[Items listed in a dataset]

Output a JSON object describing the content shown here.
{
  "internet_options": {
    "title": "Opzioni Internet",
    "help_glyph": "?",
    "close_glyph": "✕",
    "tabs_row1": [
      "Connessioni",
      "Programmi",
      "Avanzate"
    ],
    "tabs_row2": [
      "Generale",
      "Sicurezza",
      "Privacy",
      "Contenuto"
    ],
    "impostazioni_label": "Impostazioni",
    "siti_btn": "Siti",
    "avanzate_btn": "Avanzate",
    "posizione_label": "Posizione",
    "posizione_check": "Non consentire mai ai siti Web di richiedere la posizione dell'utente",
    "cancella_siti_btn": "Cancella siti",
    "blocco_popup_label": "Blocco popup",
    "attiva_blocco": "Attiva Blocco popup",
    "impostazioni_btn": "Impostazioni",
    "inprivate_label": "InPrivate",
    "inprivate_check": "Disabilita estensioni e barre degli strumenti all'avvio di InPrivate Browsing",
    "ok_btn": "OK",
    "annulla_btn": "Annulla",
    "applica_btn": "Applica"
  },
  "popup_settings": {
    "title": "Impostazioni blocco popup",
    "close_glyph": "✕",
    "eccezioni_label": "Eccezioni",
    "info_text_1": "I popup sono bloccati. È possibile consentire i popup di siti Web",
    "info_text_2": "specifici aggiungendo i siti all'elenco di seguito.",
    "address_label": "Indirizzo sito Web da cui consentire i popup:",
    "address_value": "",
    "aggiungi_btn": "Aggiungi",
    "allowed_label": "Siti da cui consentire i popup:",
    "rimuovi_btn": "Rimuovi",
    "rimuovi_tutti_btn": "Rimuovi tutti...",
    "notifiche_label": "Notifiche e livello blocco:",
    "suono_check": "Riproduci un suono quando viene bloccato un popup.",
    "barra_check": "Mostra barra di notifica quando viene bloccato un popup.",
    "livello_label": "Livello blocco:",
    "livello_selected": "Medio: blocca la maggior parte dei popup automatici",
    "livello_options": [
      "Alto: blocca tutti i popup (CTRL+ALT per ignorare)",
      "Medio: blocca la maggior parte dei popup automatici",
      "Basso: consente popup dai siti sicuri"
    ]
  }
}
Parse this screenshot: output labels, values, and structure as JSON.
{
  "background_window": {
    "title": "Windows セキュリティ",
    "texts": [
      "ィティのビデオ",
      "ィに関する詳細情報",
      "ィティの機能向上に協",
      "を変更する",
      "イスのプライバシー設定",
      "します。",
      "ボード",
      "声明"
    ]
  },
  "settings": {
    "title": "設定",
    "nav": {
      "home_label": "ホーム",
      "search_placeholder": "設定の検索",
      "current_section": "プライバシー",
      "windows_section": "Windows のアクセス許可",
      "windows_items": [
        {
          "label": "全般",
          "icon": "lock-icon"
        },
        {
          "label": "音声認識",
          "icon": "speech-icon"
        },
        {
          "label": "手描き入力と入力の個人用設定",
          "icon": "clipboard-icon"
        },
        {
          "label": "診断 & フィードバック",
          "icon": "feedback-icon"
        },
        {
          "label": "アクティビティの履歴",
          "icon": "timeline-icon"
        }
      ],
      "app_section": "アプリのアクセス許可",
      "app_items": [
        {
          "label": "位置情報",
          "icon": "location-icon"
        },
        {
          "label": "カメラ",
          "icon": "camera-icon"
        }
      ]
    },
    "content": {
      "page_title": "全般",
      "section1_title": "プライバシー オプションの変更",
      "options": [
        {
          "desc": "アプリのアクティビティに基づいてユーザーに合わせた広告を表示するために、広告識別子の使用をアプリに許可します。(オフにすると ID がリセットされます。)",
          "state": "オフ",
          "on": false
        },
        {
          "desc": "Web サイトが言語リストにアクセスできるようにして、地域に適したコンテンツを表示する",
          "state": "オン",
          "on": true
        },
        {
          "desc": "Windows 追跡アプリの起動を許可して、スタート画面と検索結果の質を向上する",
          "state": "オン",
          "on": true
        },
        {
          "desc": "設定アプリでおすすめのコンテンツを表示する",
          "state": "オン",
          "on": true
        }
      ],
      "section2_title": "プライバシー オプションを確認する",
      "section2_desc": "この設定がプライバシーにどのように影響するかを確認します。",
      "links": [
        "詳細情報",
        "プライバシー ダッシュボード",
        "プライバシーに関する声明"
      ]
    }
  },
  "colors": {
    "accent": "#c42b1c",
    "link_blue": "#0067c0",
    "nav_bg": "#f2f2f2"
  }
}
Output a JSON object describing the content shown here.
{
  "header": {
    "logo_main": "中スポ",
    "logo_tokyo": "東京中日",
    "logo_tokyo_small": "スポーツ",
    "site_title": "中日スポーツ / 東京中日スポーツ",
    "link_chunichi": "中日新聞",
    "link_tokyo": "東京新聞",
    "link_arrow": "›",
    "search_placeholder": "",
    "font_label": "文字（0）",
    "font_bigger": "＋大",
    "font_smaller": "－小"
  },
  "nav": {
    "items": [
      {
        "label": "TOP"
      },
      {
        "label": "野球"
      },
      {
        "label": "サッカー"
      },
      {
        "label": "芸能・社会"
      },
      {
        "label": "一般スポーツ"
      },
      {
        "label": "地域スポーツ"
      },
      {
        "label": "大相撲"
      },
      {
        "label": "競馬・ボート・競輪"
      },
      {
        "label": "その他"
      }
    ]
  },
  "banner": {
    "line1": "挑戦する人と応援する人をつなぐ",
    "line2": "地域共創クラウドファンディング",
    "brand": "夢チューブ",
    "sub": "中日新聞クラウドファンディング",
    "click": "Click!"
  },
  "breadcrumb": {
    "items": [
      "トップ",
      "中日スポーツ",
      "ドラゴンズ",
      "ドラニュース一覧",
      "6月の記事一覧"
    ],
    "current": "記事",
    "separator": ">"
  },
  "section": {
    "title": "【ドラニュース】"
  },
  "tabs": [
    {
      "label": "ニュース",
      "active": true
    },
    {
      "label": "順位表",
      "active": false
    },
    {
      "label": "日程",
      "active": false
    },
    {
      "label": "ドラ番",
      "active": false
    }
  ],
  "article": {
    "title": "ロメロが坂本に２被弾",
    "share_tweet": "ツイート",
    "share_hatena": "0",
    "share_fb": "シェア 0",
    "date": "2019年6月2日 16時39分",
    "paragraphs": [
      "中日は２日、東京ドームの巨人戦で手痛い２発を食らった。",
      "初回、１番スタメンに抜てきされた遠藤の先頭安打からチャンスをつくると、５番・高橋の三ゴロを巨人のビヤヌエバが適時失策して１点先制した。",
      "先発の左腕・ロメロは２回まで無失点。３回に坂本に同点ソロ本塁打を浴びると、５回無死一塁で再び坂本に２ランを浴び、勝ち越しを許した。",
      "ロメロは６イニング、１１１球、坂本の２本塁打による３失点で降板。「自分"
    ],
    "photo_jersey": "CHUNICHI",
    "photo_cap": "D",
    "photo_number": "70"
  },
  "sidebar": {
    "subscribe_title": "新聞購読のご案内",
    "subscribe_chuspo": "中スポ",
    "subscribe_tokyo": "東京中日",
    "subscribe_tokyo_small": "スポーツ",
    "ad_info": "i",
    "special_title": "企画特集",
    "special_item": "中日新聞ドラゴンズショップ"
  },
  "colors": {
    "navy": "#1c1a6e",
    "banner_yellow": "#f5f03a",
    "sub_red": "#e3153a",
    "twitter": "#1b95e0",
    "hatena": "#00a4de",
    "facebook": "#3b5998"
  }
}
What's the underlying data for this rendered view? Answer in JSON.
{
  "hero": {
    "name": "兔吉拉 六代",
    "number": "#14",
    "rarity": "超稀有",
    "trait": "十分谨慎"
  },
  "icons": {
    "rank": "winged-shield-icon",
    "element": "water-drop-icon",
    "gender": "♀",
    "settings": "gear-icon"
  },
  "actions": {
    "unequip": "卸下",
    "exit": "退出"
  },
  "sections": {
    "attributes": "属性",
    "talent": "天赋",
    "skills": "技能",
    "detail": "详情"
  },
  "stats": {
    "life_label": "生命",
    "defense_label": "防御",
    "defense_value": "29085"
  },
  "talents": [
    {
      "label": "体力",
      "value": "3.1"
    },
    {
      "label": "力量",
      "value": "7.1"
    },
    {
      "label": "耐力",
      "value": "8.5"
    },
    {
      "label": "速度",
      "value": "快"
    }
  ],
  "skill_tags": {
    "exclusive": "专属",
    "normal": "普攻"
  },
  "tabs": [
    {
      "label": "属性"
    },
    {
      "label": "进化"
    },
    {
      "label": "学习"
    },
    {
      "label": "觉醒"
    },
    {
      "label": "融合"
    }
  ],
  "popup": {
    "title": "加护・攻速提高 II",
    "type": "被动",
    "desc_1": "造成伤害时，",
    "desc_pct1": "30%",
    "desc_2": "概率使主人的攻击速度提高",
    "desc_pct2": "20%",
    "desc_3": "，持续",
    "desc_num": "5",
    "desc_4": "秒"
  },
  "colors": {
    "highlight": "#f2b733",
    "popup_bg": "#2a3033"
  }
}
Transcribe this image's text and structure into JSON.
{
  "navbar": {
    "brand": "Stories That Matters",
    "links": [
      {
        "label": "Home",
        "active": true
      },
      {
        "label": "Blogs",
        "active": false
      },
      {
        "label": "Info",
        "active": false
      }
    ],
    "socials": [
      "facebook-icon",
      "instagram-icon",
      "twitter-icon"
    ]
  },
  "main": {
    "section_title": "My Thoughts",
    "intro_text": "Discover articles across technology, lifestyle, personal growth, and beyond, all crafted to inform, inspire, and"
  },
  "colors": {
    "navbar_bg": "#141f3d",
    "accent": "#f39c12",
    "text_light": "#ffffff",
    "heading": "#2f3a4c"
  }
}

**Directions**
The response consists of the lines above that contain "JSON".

**Result**
Output a JSON object describing the content shown here.
Parse this screenshot: output labels, values, and structure as JSON.
Output a JSON object describing the content shown here.
What's the underlying data for this rendered view? Answer in JSON.
Transcribe this image's text and structure into JSON.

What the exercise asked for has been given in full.